Last year when Olive Kitteridge was announced the 2009 recipient, I didn't know anything about the book or couldn't have even made any sort of prediction as to what might have won. Over the course of that year however, I read five new titles* and more importantly became more conscious of the titles being released, so I'm a little more prepared to weigh in this time around. Last year, I consulted pprize.com for their list of likely winners. This is their prognostication, in order of likelihood:

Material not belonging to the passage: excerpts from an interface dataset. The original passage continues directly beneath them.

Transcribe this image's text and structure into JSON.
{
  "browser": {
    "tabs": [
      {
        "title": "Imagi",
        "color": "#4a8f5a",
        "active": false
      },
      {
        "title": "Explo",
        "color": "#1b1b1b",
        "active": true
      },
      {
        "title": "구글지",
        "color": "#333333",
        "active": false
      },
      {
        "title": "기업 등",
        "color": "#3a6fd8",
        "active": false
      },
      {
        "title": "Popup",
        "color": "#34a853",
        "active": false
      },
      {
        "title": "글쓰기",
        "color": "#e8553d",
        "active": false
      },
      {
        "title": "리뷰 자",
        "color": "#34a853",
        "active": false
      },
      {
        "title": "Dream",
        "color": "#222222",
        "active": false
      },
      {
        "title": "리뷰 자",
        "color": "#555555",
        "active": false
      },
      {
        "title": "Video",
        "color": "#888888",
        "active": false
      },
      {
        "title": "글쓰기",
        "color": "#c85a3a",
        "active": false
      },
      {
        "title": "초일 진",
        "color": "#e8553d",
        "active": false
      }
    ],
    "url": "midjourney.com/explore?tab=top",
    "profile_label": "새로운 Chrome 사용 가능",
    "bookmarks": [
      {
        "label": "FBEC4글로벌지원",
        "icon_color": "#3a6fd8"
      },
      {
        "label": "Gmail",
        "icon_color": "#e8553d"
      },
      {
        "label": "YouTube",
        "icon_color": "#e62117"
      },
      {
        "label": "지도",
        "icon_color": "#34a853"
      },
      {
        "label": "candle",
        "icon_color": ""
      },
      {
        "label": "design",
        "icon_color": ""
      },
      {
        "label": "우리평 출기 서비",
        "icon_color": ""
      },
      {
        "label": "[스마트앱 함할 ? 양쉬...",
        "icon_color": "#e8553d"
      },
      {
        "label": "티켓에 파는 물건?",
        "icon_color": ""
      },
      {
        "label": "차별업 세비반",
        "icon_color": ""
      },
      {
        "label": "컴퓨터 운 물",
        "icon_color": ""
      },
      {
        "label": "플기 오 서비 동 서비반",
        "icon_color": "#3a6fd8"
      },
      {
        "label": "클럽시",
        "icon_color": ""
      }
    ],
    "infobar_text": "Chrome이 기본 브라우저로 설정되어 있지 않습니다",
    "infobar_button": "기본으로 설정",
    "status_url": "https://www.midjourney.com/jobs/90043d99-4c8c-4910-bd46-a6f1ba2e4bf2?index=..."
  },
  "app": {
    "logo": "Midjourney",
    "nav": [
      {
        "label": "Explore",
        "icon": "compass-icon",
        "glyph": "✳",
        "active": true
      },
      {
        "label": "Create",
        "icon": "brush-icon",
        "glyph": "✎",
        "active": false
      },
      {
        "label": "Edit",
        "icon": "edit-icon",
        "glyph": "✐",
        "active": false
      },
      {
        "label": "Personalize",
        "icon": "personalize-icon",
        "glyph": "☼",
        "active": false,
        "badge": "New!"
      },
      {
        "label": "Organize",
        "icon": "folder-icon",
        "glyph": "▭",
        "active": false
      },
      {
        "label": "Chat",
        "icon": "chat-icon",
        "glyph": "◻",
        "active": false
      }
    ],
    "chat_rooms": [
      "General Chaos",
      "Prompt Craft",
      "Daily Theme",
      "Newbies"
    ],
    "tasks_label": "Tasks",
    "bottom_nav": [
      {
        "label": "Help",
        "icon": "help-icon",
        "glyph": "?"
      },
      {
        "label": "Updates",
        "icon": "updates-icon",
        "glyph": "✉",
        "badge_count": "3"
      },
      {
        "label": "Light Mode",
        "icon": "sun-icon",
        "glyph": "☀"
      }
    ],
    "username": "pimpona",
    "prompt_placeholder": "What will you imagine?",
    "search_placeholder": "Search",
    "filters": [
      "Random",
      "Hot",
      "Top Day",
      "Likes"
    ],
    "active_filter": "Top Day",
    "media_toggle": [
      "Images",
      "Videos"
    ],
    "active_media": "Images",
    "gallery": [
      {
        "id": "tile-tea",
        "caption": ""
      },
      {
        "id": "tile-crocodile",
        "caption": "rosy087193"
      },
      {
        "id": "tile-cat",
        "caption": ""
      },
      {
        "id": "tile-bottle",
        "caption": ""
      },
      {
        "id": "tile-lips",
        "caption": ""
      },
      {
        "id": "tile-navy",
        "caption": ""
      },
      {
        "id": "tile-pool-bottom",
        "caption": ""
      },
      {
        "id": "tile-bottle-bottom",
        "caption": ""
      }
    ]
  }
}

1. My Fathers Tears by John UpdikeSo that's a lot of books, not all of which am I familiar with and only one of which I've actually read. Based on reviews, I'd argue that Roth and Doctorow are both easily discounted, despite their high positions on the list; Both books were at one point priorities for me, but with mediocre reception, they've been relegated to sometime in the future.
2. Lark and Termite by Jayne Anne Philips
3. Homer and Langley by E.L. Doctorow
4. The Humbling by Philip Roth
5. Let the Great World Spin by Colum McCann
6. The Maple Stories by John Updike
7. American Salvage by Bonnie Jo Campbell
8. Spooner by Pete Dexter
9. Generosity: An Enchantment by Richard Powers
10. In Other Rooms, Other Wonders by David Mueenuddin
11. The Lacuna by Barbara Kingsolver
12. A Good Fall by Ha Jin
13. The Red Convertible by Louise Erdrich
14. Chronic City by Jonathan Lethem
15. Dear Husband (or Little Bird of Heaven) by Joyce Carol Oates
John Updike, though his final collection My Father's Tears got very good reviews, is likely featured so prominently on the list due to his passing at the beginning of 2009. True he had passed by the time of the 2009 nominations, but the Widows of Eastwick was poorly received and would have been discrediting. I wouldn't expect Updike to win this year either. Updike has won twice in the past, and so there's no sense of career validation (though I don't feel that's a concern with the Pulitzers anyway) and additionally, there has never been a Pulitzer winning short story collection that hasn't begun with "The collected stories of" or "The stories of."
I also wouldn't bet on Oates. Her prolifacy is a bit of a detriment to her, and more over if her most successful novels such as them or Blonde were passed over, I don't think this is the year to expect a change. I do think Jonathan Lethem has a strong chance of winning. Chronic City has a strong literary progeny, has been frequently cited as one of the best books of the year, and has had -- at least for myself -- a near ubiquitous presence creating the urge for me to read it.
Call it a kind of vanity, or naivete, but I genuinely believe that the one book on this list I did read, Colum McCann's Let the Great World Spin, has an especially good chance of taking the award. The Pulitzer is an American award, given to American authors, yes, but also with preference given to books dealing with American life. Let the Great World Spin is a book about how lives converge in the face of massive events; a novel about New York in the 1970s, but also unmistakably tied to New York in the wake of 9/11. Not only did Let the Great World Spin win the National Book Award (which isn't a great signifier, actually. Only five works of fiction have taken both in the National Book Award's 60 year history), but I think it also, at least of what I know the books above, meets the criterion best.
However, that leaves a number of books I'm familiar with on levels ranging from having thought about buying it, book in hand to complete ignorance of both author and title. Anyway. That's my predictions for what they're worth.
*Lowboy by John Wray - Nobody Move by Denis Johnson - Let the Great World Spin by Colum McCann - Admission by Jean Hanff Korelitz - This is Where I Leave You by Jonathan Tropper